── Data ──

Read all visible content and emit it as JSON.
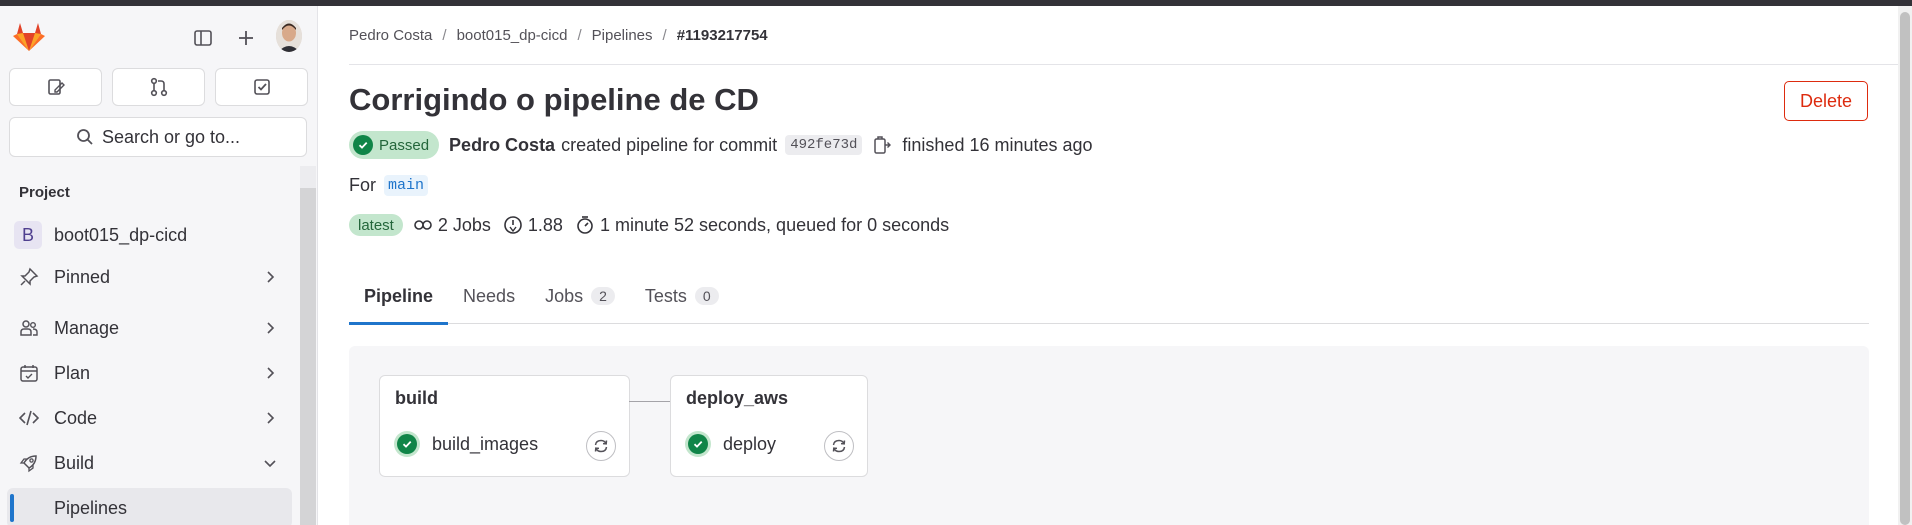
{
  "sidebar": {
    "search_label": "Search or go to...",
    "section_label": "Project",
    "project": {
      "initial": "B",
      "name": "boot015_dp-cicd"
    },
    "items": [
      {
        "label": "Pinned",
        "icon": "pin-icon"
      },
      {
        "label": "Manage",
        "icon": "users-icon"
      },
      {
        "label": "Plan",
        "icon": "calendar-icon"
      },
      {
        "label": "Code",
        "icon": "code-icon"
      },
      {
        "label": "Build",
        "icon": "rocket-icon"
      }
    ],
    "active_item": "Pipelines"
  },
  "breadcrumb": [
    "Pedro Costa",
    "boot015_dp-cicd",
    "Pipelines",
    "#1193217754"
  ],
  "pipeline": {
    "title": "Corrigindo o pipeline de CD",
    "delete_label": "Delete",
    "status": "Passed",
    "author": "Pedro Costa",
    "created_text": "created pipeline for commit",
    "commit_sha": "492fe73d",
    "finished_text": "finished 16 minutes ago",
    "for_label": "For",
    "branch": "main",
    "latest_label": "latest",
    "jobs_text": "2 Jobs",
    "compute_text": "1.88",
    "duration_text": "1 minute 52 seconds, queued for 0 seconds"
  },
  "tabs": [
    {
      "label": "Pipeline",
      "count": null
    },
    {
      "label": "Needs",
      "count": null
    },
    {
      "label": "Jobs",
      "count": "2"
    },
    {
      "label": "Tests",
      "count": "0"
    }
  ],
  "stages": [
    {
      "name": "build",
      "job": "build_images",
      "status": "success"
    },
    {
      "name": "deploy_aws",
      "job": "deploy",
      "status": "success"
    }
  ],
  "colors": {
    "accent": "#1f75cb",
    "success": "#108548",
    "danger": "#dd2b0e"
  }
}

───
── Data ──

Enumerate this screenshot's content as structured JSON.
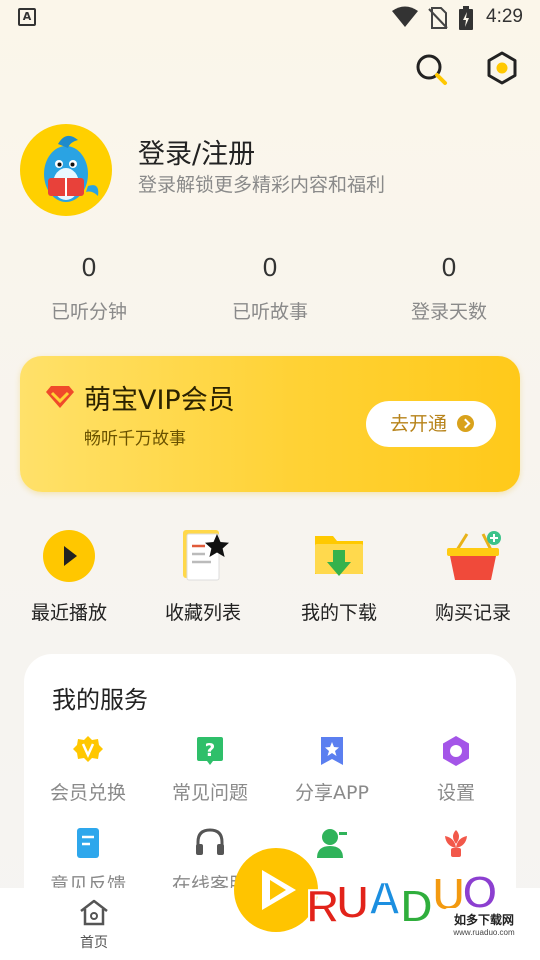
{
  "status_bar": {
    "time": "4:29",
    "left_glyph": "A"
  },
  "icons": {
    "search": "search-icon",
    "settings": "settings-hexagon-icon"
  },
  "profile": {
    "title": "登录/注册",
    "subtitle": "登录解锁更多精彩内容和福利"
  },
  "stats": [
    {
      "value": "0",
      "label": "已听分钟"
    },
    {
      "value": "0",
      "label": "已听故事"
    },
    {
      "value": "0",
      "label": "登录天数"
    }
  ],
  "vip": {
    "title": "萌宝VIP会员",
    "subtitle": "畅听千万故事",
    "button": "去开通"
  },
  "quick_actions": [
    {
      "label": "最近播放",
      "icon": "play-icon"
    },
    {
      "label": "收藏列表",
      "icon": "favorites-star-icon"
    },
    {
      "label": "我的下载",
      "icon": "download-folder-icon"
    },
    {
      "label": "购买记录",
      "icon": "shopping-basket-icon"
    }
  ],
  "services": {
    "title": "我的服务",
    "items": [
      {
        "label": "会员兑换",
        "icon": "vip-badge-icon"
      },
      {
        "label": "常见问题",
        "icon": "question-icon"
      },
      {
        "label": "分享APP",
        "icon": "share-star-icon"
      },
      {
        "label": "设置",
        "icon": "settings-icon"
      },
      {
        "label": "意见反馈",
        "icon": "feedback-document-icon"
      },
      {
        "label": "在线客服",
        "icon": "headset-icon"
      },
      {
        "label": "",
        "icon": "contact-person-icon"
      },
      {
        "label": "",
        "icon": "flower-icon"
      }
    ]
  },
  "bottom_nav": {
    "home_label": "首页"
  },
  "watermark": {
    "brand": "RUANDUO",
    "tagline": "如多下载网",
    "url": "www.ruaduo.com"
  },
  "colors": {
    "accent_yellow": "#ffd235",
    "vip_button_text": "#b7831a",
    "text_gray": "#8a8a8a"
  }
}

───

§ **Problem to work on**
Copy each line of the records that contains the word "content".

§ **Output for this task**
Read all visible content and emit it as JSON.
Enumerate this screenshot's content as structured JSON.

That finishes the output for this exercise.